Governor Charlie Baker getting his second booster shot in April. Booster shots are key, officials say, as the BA.5 subvariant spreads.Jessica Rinaldi/Globe Staff

Boston health officials said Friday they have seen encouraging trends in recent weeks in COVID-19 metrics, but they urged people to keep taking steps to protect themselves and those around them.

The Boston Public Health Commission said that the weekly total of COVID-19-related hospital admissions was 148 as of Tuesday, down 14.7 percent from the week before. Levels of virus detected in local wastewater were also down, and case numbers had “stabilized,” officials said.

Dr. Bisola Ojikutu, the public health commissioner, said the numbers were a welcome development, “but we must remain vigilant, especially with the highly transmissible BA.5 variant making up a majority of cases in the region.”
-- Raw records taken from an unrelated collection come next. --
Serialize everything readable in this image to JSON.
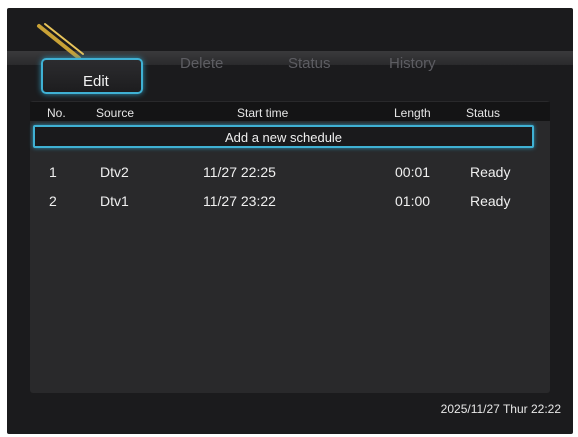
{
  "tabs": {
    "edit": "Edit",
    "delete": "Delete",
    "status": "Status",
    "history": "History"
  },
  "table": {
    "headers": [
      "No.",
      "Source",
      "Start time",
      "Length",
      "Status"
    ],
    "add_row_label": "Add a new schedule",
    "rows": [
      {
        "no": "1",
        "source": "Dtv2",
        "start": "11/27 22:25",
        "length": "00:01",
        "status": "Ready"
      },
      {
        "no": "2",
        "source": "Dtv1",
        "start": "11/27 23:22",
        "length": "01:00",
        "status": "Ready"
      }
    ]
  },
  "footer": {
    "datetime": "2025/11/27 Thur 22:22"
  },
  "colors": {
    "accent": "#3fb1d4",
    "background": "#1b1b1d",
    "panel": "#29292b"
  },
  "icons": {
    "logo": "pencil-logo-icon"
  }
}
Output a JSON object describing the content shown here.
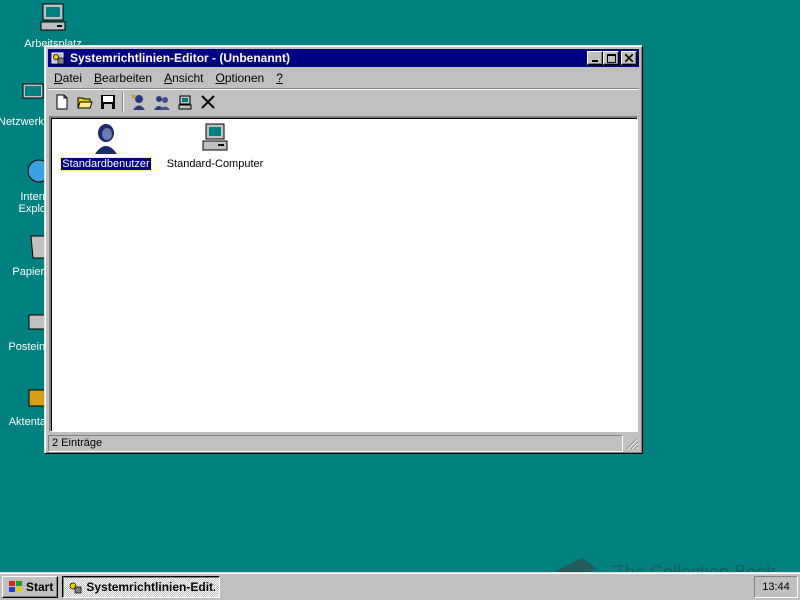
{
  "desktop": {
    "icons": [
      {
        "label": "Arbeitsplatz",
        "icon": "computer-icon"
      },
      {
        "label": "Netzwerkumgebung",
        "icon": "network-icon"
      },
      {
        "label": "Internet Explorer",
        "icon": "globe-icon"
      },
      {
        "label": "Papierkorb",
        "icon": "recycle-bin-icon"
      },
      {
        "label": "Posteingang",
        "icon": "inbox-icon"
      },
      {
        "label": "Aktentasche",
        "icon": "briefcase-icon"
      }
    ]
  },
  "window": {
    "title": "Systemrichtlinien-Editor - (Unbenannt)",
    "menu": [
      {
        "label": "Datei",
        "accel": "D"
      },
      {
        "label": "Bearbeiten",
        "accel": "B"
      },
      {
        "label": "Ansicht",
        "accel": "A"
      },
      {
        "label": "Optionen",
        "accel": "O"
      },
      {
        "label": "?",
        "accel": "?"
      }
    ],
    "toolbar": [
      "new-file-icon",
      "open-folder-icon",
      "save-icon",
      "add-user-icon",
      "add-group-icon",
      "add-computer-icon",
      "delete-icon"
    ],
    "items": [
      {
        "label": "Standardbenutzer",
        "icon": "user-icon",
        "selected": true
      },
      {
        "label": "Standard-Computer",
        "icon": "computer-icon",
        "selected": false
      }
    ],
    "status": "2 Einträge"
  },
  "taskbar": {
    "start_label": "Start",
    "task_label": "Systemrichtlinien-Edit...",
    "clock": "13:44"
  },
  "watermark": {
    "text": "The Collection Book"
  },
  "colors": {
    "desktop": "#008080",
    "titlebar": "#000080",
    "face": "#c0c0c0",
    "selection": "#000080"
  }
}
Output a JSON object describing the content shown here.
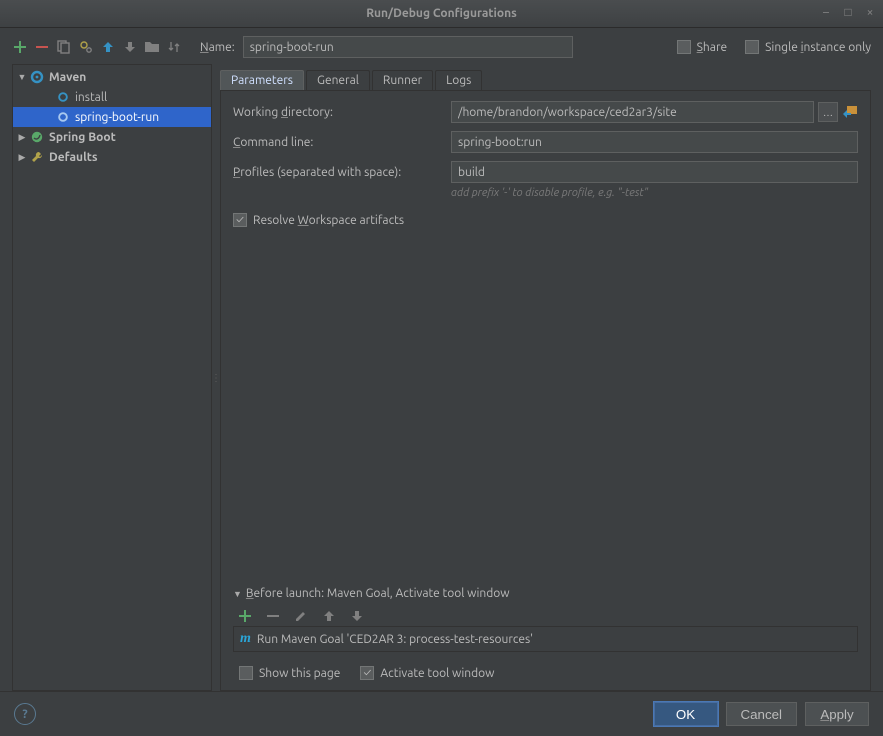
{
  "window": {
    "title": "Run/Debug Configurations"
  },
  "name_label": "Name:",
  "name_value": "spring-boot-run",
  "share_label": "Share",
  "single_instance_label": "Single instance only",
  "tree": {
    "maven": "Maven",
    "install": "install",
    "sbr": "spring-boot-run",
    "springboot": "Spring Boot",
    "defaults": "Defaults"
  },
  "tabs": {
    "parameters": "Parameters",
    "general": "General",
    "runner": "Runner",
    "logs": "Logs"
  },
  "form": {
    "wd_label": "Working directory:",
    "wd_value": "/home/brandon/workspace/ced2ar3/site",
    "cmd_label": "Command line:",
    "cmd_value": "spring-boot:run",
    "profiles_label": "Profiles (separated with space):",
    "profiles_value": "build",
    "profiles_hint": "add prefix '-' to disable profile, e.g. \"-test\"",
    "resolve_label": "Resolve Workspace artifacts"
  },
  "before": {
    "header": "Before launch: Maven Goal, Activate tool window",
    "item": "Run Maven Goal 'CED2AR 3: process-test-resources'",
    "show_page": "Show this page",
    "activate_tw": "Activate tool window"
  },
  "buttons": {
    "ok": "OK",
    "cancel": "Cancel",
    "apply": "Apply"
  }
}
“Overall, Boston’s metrics are at a medium risk level,” Ojikutu said in a statement from the commission. “The risk of transmission is still significant, and we all need to continue to take proper precautions to slow the spread of COVID-19 in our communities.”

The commission’s statement emphasized the importance of getting a booster shot as the Omicron subvariant BA.5 circulates.
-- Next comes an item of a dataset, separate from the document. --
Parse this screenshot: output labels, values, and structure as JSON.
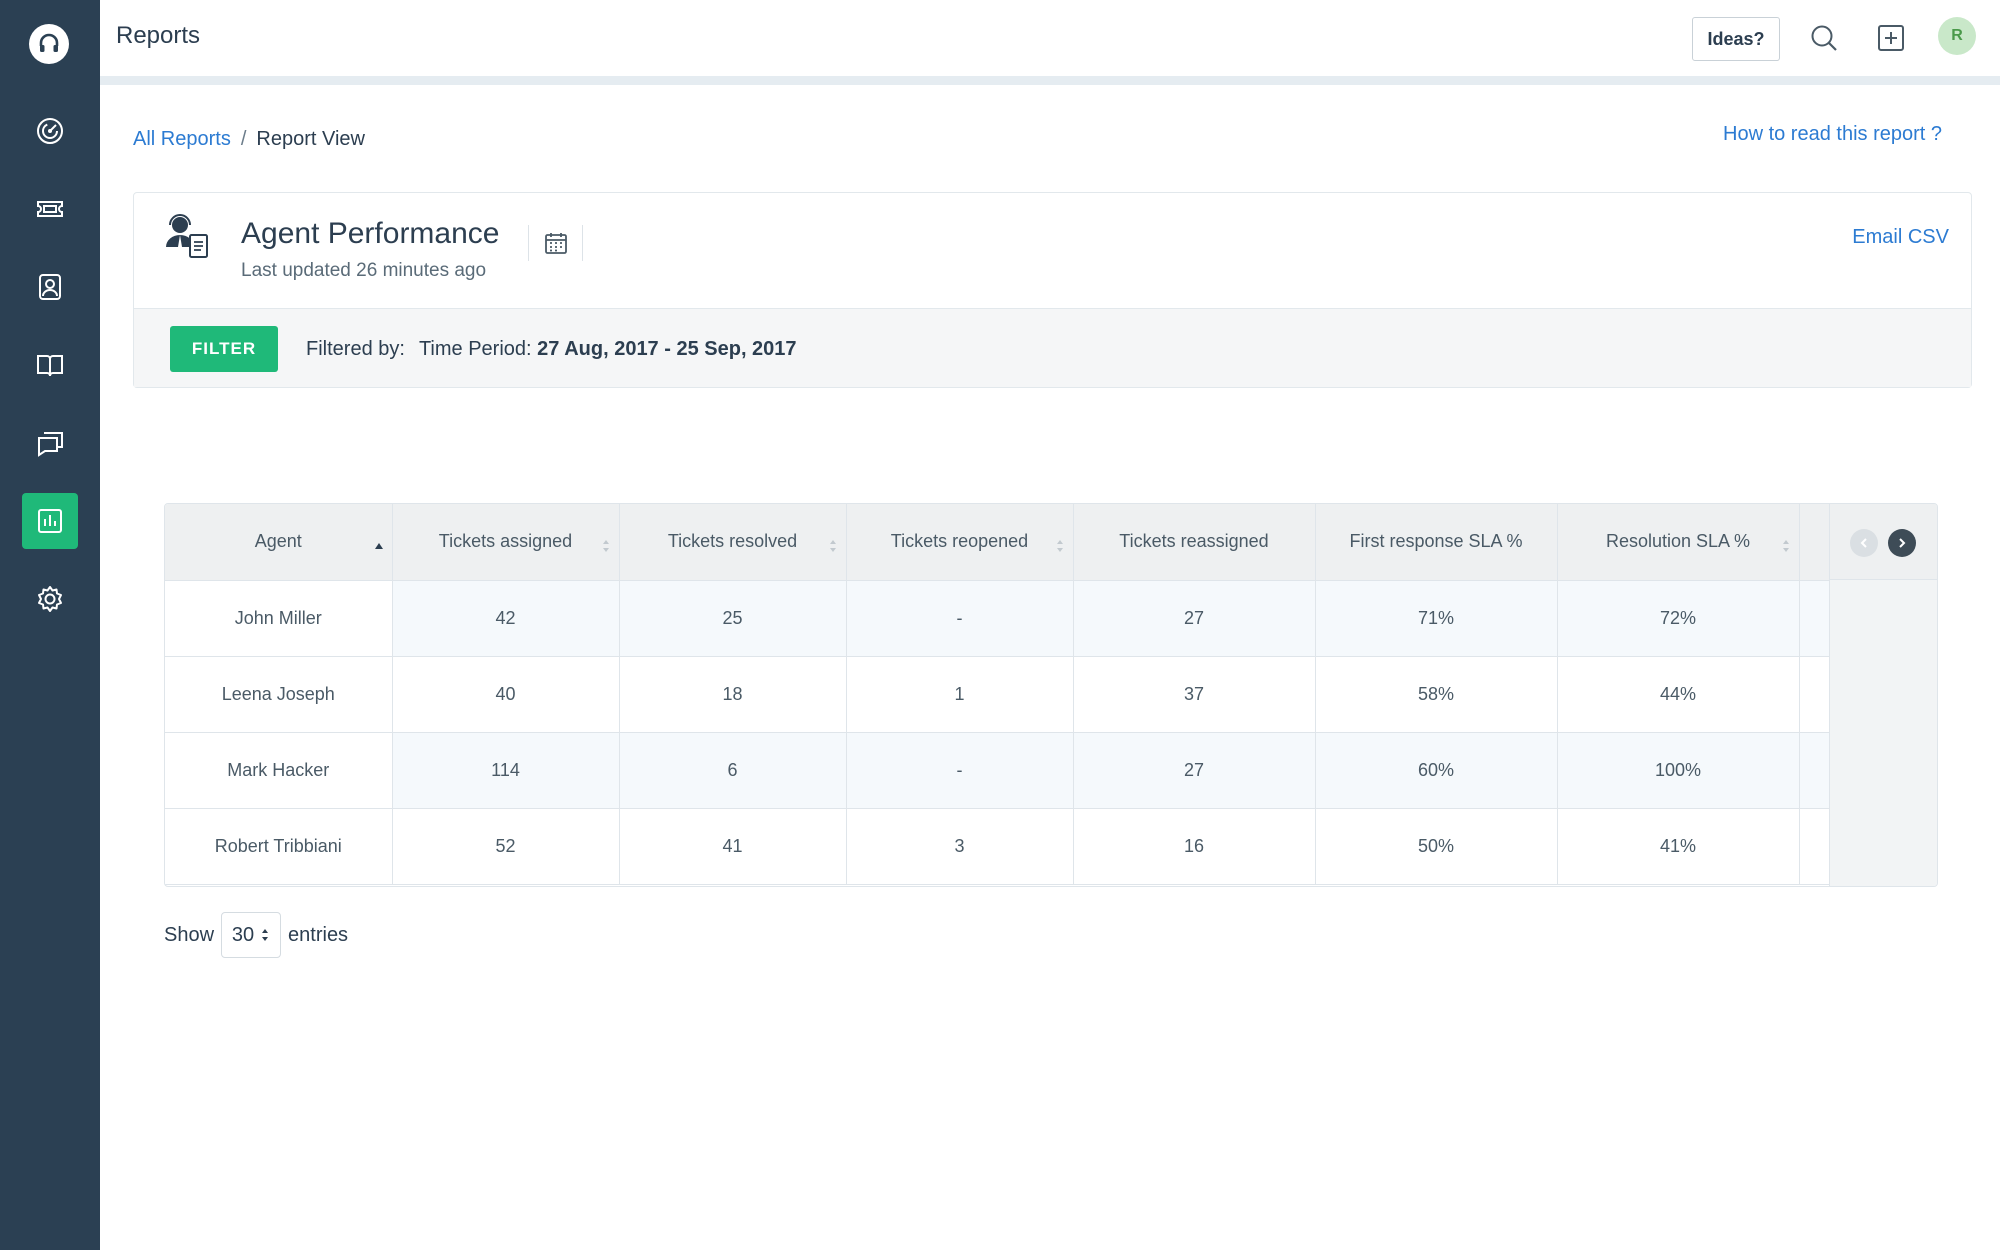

The commission said it continued to recommend “proper COVID-19 safety and mitigation practices.”

The commission recommends:

  • Getting vaccinated and boosted;
  • Wearing masks indoors, especially in crowded settings like public transportation;
  • Testing for COVID-19 before and after attending large gatherings, especially if you will be around vulnerable or unvaccinated people;
  • Staying home if you are sick or test positive for COVID-19;
  • Contacting a health care provider about treatment if you test positive;
  • Gathering with people outside rather than inside; and
  • If inside, opening windows and doors to dissipate the airborne virus.

Martin Finucane can be reached at